TASK BRIEF
Repeat every record exactly as given.

[Items from an interface collection]
::::::::

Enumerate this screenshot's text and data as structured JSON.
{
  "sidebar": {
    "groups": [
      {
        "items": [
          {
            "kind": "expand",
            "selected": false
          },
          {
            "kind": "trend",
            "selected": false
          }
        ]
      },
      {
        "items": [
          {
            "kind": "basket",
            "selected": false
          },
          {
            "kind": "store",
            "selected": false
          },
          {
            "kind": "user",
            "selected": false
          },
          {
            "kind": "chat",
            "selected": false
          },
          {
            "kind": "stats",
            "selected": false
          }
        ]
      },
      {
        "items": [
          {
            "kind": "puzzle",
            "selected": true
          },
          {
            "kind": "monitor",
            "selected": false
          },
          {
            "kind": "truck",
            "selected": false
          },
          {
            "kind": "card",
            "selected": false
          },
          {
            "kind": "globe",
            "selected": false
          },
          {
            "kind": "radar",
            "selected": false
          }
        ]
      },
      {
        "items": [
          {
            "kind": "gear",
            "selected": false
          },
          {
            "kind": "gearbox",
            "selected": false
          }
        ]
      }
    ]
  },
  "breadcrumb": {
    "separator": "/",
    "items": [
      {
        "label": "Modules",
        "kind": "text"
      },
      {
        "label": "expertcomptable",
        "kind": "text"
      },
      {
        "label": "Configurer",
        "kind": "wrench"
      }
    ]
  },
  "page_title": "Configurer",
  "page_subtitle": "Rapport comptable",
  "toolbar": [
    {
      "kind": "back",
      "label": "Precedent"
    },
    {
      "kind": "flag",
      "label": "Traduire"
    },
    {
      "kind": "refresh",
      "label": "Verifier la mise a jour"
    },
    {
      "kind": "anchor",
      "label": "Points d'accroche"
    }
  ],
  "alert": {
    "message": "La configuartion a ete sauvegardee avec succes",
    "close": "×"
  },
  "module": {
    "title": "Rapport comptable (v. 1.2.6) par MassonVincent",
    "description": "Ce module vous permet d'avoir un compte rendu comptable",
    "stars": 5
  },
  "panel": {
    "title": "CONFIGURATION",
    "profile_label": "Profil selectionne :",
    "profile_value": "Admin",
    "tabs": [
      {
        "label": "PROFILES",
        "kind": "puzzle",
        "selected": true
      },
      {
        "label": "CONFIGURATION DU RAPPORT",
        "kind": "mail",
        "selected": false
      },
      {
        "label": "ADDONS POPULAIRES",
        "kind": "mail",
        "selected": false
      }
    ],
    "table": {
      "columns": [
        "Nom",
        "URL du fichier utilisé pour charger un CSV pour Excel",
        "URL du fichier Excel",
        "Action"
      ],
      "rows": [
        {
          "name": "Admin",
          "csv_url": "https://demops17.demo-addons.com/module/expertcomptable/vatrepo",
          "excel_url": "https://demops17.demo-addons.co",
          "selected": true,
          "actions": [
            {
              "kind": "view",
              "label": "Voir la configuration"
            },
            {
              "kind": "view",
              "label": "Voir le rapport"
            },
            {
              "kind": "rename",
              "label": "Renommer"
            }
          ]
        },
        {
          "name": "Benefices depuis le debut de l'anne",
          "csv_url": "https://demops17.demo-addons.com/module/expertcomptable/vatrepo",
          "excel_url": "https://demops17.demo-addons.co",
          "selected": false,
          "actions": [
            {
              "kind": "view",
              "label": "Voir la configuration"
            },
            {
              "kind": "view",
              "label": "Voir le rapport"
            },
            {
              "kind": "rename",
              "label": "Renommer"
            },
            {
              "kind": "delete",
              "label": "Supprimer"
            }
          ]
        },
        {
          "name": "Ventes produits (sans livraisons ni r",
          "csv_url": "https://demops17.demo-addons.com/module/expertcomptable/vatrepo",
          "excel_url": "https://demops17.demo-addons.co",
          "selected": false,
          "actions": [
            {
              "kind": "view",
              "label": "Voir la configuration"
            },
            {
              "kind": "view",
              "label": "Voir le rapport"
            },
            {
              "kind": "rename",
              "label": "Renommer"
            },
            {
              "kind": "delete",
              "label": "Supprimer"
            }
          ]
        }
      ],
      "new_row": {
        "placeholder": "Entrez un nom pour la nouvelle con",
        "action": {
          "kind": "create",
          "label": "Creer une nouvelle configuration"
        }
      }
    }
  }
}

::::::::

RESULT
Enumerate this screenshot's text and data as structured JSON.
{
  "sidebar": {
    "groups": [
      {
        "items": [
          {
            "kind": "expand",
            "selected": false
          },
          {
            "kind": "trend",
            "selected": false
          }
        ]
      },
      {
        "items": [
          {
            "kind": "basket",
            "selected": false
          },
          {
            "kind": "store",
            "selected": false
          },
          {
            "kind": "user",
            "selected": false
          },
          {
            "kind": "chat",
            "selected": false
          },
          {
            "kind": "stats",
            "selected": false
          }
        ]
      },
      {
        "items": [
          {
            "kind": "puzzle",
            "selected": true
          },
          {
            "kind": "monitor",
            "selected": false
          },
          {
            "kind": "truck",
            "selected": false
          },
          {
            "kind": "card",
            "selected": false
          },
          {
            "kind": "globe",
            "selected": false
          },
          {
            "kind": "radar",
            "selected": false
          }
        ]
      },
      {
        "items": [
          {
            "kind": "gear",
            "selected": false
          },
          {
            "kind": "gearbox",
            "selected": false
          }
        ]
      }
    ]
  },
  "breadcrumb": {
    "separator": "/",
    "items": [
      {
        "label": "Modules",
        "kind": "text"
      },
      {
        "label": "expertcomptable",
        "kind": "text"
      },
      {
        "label": "Configurer",
        "kind": "wrench"
      }
    ]
  },
  "page_title": "Configurer",
  "page_subtitle": "Rapport comptable",
  "toolbar": [
    {
      "kind": "back",
      "label": "Precedent"
    },
    {
      "kind": "flag",
      "label": "Traduire"
    },
    {
      "kind": "refresh",
      "label": "Verifier la mise a jour"
    },
    {
      "kind": "anchor",
      "label": "Points d'accroche"
    }
  ],
  "alert": {
    "message": "La configuartion a ete sauvegardee avec succes",
    "close": "×"
  },
  "module": {
    "title": "Rapport comptable (v. 1.2.6) par MassonVincent",
    "description": "Ce module vous permet d'avoir un compte rendu comptable",
    "stars": 5
  },
  "panel": {
    "title": "CONFIGURATION",
    "profile_label": "Profil selectionne :",
    "profile_value": "Admin",
    "tabs": [
      {
        "label": "PROFILES",
        "kind": "puzzle",
        "selected": true
      },
      {
        "label": "CONFIGURATION DU RAPPORT",
        "kind": "mail",
        "selected": false
      },
      {
        "label": "ADDONS POPULAIRES",
        "kind": "mail",
        "selected": false
      }
    ],
    "table": {
      "columns": [
        "Nom",
        "URL du fichier utilisé pour charger un CSV pour Excel",
        "URL du fichier Excel",
        "Action"
      ],
      "rows": [
        {
          "name": "Admin",
          "csv_url": "https://demops17.demo-addons.com/module/expertcomptable/vatrepo",
          "excel_url": "https://demops17.demo-addons.co",
          "selected": true,
          "actions": [
            {
              "kind": "view",
              "label": "Voir la configuration"
            },
            {
              "kind": "view",
              "label": "Voir le rapport"
            },
            {
              "kind": "rename",
              "label": "Renommer"
            }
          ]
        },
        {
          "name": "Benefices depuis le debut de l'anne",
          "csv_url": "https://demops17.demo-addons.com/module/expertcomptable/vatrepo",
          "excel_url": "https://demops17.demo-addons.co",
          "selected": false,
          "actions": [
            {
              "kind": "view",
              "label": "Voir la configuration"
            },
            {
              "kind": "view",
              "label": "Voir le rapport"
            },
            {
              "kind": "rename",
              "label": "Renommer"
            },
            {
              "kind": "delete",
              "label": "Supprimer"
            }
          ]
        },
        {
          "name": "Ventes produits (sans livraisons ni r",
          "csv_url": "https://demops17.demo-addons.com/module/expertcomptable/vatrepo",
          "excel_url": "https://demops17.demo-addons.co",
          "selected": false,
          "actions": [
            {
              "kind": "view",
              "label": "Voir la configuration"
            },
            {
              "kind": "view",
              "label": "Voir le rapport"
            },
            {
              "kind": "rename",
              "label": "Renommer"
            },
            {
              "kind": "delete",
              "label": "Supprimer"
            }
          ]
        }
      ],
      "new_row": {
        "placeholder": "Entrez un nom pour la nouvelle con",
        "action": {
          "kind": "create",
          "label": "Creer une nouvelle configuration"
        }
      }
    }
  }
}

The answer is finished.